    Table of Contents

    • Ten Ways To Think About Writing: Metaphoric Musings for College Writing Students
    • Composition as a Write of Passage
    • Critical Thinking in College Writing: From the Personal to the Academic
    • Looking for Trouble: Finding Your Way into a Writing Assignment
    • How to Read Like a Writer
    • Murder! (Rhetorically Speaking)
    • The Complexity of Simplicity: Invention Potentials for Writing Students
    • Writing “Eyeball To Eyeball”: Building A Successful Collaboration
    • On the Other Hand: The Role of Antithetical Writing in First Year Composition Courses
    • Introduction to Primary Research: Observations, Surveys, and Interviews
    • Putting Ethnographic Writing in Context
    • Walk, Talk, Cook, Eat: A Guide to Using Sources
    • Reading Games: Strategies for Reading Scholarly Sources
    • Googlepedia: Turning Information Behaviors into Research Skills
    • Annoying Ways People Use Sources
    • Everything Changes, or Why MLA Isn't (Always) Right
    • Storytelling, Narration, and the “Who I Am” Story
    • The Sixth Paragraph: A Re-Vision of the Essay
    • Why Blog?
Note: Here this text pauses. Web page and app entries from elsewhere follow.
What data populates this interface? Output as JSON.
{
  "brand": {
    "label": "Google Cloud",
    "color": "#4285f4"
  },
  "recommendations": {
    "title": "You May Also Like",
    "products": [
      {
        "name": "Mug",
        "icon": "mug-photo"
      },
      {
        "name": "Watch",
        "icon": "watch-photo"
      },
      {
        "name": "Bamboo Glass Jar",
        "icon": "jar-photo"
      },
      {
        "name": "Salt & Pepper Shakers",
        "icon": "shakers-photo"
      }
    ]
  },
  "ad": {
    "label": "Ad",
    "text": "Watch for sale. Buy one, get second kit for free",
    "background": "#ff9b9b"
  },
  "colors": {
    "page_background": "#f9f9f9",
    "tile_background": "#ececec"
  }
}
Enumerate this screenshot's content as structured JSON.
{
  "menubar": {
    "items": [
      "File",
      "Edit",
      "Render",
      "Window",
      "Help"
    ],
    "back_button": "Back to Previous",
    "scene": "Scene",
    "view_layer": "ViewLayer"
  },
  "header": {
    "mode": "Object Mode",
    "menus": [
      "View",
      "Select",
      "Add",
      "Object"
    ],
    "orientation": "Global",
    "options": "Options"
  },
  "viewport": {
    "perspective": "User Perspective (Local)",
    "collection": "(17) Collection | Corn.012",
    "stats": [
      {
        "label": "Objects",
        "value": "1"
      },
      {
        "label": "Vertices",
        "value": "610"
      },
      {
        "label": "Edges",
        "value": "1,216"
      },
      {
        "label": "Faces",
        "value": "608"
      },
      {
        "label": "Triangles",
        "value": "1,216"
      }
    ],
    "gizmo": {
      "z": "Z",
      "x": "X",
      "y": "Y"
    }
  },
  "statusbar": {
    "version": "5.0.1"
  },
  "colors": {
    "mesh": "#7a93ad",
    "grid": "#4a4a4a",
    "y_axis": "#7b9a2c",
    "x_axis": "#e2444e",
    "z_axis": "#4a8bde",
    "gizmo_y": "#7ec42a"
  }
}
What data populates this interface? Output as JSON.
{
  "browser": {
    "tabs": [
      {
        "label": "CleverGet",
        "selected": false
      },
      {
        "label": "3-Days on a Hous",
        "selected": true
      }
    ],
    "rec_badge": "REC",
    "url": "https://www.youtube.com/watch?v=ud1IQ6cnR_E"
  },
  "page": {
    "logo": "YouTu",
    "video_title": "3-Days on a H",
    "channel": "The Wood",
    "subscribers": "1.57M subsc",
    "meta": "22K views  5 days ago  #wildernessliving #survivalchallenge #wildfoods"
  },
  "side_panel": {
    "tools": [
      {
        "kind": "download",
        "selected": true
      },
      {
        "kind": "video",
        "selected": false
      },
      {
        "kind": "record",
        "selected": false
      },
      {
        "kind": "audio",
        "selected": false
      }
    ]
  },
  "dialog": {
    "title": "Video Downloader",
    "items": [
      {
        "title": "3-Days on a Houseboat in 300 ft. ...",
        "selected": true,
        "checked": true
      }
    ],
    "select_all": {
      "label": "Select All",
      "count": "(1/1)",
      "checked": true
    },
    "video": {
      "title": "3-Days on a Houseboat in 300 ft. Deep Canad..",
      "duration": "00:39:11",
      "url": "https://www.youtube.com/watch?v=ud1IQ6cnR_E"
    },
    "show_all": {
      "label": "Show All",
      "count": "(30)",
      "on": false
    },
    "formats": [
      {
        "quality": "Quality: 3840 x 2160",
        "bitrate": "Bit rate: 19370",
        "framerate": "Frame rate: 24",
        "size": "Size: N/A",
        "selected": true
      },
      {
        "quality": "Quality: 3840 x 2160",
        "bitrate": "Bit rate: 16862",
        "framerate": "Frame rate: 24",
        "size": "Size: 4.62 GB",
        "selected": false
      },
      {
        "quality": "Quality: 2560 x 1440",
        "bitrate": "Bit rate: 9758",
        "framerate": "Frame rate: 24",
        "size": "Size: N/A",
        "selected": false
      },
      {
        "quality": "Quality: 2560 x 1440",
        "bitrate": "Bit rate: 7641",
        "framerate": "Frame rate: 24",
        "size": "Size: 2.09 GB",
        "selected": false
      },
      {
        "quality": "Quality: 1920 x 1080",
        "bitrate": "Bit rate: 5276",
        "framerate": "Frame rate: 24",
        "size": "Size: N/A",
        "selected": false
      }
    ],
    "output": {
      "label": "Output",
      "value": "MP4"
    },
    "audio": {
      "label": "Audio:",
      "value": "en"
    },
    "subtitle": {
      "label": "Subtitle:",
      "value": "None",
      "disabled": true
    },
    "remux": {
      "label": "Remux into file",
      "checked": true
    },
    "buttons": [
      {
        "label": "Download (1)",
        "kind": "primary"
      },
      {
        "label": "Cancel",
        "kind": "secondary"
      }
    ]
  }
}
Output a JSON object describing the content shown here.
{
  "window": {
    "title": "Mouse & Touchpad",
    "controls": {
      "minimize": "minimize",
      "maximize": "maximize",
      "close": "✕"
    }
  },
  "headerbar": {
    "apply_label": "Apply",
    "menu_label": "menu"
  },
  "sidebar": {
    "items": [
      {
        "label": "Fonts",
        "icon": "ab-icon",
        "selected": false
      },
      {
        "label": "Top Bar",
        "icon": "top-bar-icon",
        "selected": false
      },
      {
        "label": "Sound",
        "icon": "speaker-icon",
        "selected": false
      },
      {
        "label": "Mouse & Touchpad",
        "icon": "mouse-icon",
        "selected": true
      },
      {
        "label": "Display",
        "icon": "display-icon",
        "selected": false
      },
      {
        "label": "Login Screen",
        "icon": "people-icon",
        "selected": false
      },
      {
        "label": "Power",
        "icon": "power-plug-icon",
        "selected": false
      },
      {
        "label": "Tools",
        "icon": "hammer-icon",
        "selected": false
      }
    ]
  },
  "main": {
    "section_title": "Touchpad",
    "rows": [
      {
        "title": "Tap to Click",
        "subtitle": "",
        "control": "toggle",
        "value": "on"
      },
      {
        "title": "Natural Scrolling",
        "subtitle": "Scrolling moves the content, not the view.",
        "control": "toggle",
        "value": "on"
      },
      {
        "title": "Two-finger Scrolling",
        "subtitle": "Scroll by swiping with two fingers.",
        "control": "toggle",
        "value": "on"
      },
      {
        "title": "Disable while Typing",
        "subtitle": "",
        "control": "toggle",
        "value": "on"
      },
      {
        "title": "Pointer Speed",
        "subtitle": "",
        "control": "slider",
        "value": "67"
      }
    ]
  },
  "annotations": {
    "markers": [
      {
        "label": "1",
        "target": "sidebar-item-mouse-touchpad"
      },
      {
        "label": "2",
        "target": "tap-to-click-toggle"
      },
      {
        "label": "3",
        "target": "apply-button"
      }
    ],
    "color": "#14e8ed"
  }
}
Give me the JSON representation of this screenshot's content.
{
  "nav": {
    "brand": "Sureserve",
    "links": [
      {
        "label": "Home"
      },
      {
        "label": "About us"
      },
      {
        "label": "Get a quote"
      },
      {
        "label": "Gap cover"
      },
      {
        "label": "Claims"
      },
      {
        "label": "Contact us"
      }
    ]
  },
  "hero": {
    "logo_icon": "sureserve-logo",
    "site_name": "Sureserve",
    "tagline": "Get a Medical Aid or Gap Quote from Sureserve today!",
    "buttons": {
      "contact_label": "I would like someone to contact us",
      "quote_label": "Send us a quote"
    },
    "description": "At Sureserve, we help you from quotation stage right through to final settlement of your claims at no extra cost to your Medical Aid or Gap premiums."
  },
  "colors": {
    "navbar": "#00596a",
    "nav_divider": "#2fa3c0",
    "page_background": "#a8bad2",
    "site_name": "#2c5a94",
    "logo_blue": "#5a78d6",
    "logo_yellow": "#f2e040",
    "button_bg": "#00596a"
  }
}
Searching for Writing on the Web
    • A Student's Guide to Collaborative Writing Technologies
    • Beyond Black on White: Document Design and Formatting in the Writing Classroom

    Ancillary Material

    Submit ancillary resource

    About the Book

    Volumes in Writing Spaces: Readings on Writing offer multiple perspectives on a wide-range of topics about writing. In each chapter, authors present their unique views, insights, and strategies for writing by addressing the undergraduate reader directly. Drawing on their own experiences, these teachers-as-writers invite students to join in the larger conversation about the craft of writing. Consequently, each essay functions as a standalone text that can easily complement other selected readings in writing or writing-intensive courses across the disciplines at any level.

    Volume 2 continues the tradition of the previous volume with topics, such as the rhetorical situation, collaboration, documentation styles, weblogs, invention, writing assignment interpretation, reading critically, information literacy, ethnography, interviewing, argument, document design, and source integration.

    About the Contributors


    Dr. Charlie Lowe is an assistant professor in the Department of Writing at Grand Valley State University where he teaches first year composition, professional writing, and web design, and he is a strong advocate of open source software adoption and open access publishing.

    Dr. Pavel Zemliansky is an associate professor and graduate coordinator in the School of Writing, Rhetoric, and Technical Communication at James Madison University where he teaches courses in composition, rhetoric, and professional communication.

    Contribute to this Page

    Suggest an edit to this book record